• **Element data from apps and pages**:

----

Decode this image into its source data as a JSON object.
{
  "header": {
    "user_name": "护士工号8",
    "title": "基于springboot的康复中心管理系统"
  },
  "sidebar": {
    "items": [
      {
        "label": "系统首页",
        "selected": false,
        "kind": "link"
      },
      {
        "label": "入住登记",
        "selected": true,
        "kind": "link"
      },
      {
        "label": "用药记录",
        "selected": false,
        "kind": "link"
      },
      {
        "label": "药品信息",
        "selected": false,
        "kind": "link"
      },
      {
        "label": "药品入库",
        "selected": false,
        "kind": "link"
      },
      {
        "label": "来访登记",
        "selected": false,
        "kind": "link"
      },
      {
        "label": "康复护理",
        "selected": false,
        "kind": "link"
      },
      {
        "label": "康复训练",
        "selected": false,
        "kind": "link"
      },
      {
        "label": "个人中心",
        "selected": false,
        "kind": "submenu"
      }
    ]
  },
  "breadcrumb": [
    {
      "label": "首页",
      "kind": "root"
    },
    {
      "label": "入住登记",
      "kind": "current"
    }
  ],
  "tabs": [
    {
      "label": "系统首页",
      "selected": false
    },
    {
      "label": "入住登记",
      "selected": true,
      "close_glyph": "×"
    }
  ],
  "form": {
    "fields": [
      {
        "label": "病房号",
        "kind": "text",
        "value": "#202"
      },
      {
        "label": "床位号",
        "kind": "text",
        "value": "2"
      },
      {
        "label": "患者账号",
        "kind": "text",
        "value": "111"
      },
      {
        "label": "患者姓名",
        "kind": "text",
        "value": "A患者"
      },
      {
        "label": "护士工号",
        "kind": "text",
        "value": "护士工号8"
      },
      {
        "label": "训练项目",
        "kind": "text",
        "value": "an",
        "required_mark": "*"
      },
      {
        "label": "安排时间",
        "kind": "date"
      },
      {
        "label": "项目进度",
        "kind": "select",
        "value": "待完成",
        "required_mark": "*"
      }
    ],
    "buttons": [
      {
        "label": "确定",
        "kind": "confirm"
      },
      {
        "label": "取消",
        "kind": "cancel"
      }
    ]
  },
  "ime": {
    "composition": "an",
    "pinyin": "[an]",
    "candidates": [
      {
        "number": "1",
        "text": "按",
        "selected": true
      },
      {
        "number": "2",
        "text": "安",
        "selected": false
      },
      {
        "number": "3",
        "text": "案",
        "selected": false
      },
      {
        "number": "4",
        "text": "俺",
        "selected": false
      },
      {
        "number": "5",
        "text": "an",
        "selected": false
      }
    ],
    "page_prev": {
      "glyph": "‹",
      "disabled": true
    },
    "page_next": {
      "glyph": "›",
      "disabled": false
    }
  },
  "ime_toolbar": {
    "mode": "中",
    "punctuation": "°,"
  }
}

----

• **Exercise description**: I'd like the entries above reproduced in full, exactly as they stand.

• **Reply to the exercise**:
Decode this image into its source data as a JSON object.
{
  "header": {
    "user_name": "护士工号8",
    "title": "基于springboot的康复中心管理系统"
  },
  "sidebar": {
    "items": [
      {
        "label": "系统首页",
        "selected": false,
        "kind": "link"
      },
      {
        "label": "入住登记",
        "selected": true,
        "kind": "link"
      },
      {
        "label": "用药记录",
        "selected": false,
        "kind": "link"
      },
      {
        "label": "药品信息",
        "selected": false,
        "kind": "link"
      },
      {
        "label": "药品入库",
        "selected": false,
        "kind": "link"
      },
      {
        "label": "来访登记",
        "selected": false,
        "kind": "link"
      },
      {
        "label": "康复护理",
        "selected": false,
        "kind": "link"
      },
      {
        "label": "康复训练",
        "selected": false,
        "kind": "link"
      },
      {
        "label": "个人中心",
        "selected": false,
        "kind": "submenu"
      }
    ]
  },
  "breadcrumb": [
    {
      "label": "首页",
      "kind": "root"
    },
    {
      "label": "入住登记",
      "kind": "current"
    }
  ],
  "tabs": [
    {
      "label": "系统首页",
      "selected": false
    },
    {
      "label": "入住登记",
      "selected": true,
      "close_glyph": "×"
    }
  ],
  "form": {
    "fields": [
      {
        "label": "病房号",
        "kind": "text",
        "value": "#202"
      },
      {
        "label": "床位号",
        "kind": "text",
        "value": "2"
      },
      {
        "label": "患者账号",
        "kind": "text",
        "value": "111"
      },
      {
        "label": "患者姓名",
        "kind": "text",
        "value": "A患者"
      },
      {
        "label": "护士工号",
        "kind": "text",
        "value": "护士工号8"
      },
      {
        "label": "训练项目",
        "kind": "text",
        "value": "an",
        "required_mark": "*"
      },
      {
        "label": "安排时间",
        "kind": "date"
      },
      {
        "label": "项目进度",
        "kind": "select",
        "value": "待完成",
        "required_mark": "*"
      }
    ],
    "buttons": [
      {
        "label": "确定",
        "kind": "confirm"
      },
      {
        "label": "取消",
        "kind": "cancel"
      }
    ]
  },
  "ime": {
    "composition": "an",
    "pinyin": "[an]",
    "candidates": [
      {
        "number": "1",
        "text": "按",
        "selected": true
      },
      {
        "number": "2",
        "text": "安",
        "selected": false
      },
      {
        "number": "3",
        "text": "案",
        "selected": false
      },
      {
        "number": "4",
        "text": "俺",
        "selected": false
      },
      {
        "number": "5",
        "text": "an",
        "selected": false
      }
    ],
    "page_prev": {
      "glyph": "‹",
      "disabled": true
    },
    "page_next": {
      "glyph": "›",
      "disabled": false
    }
  },
  "ime_toolbar": {
    "mode": "中",
    "punctuation": "°,"
  }
}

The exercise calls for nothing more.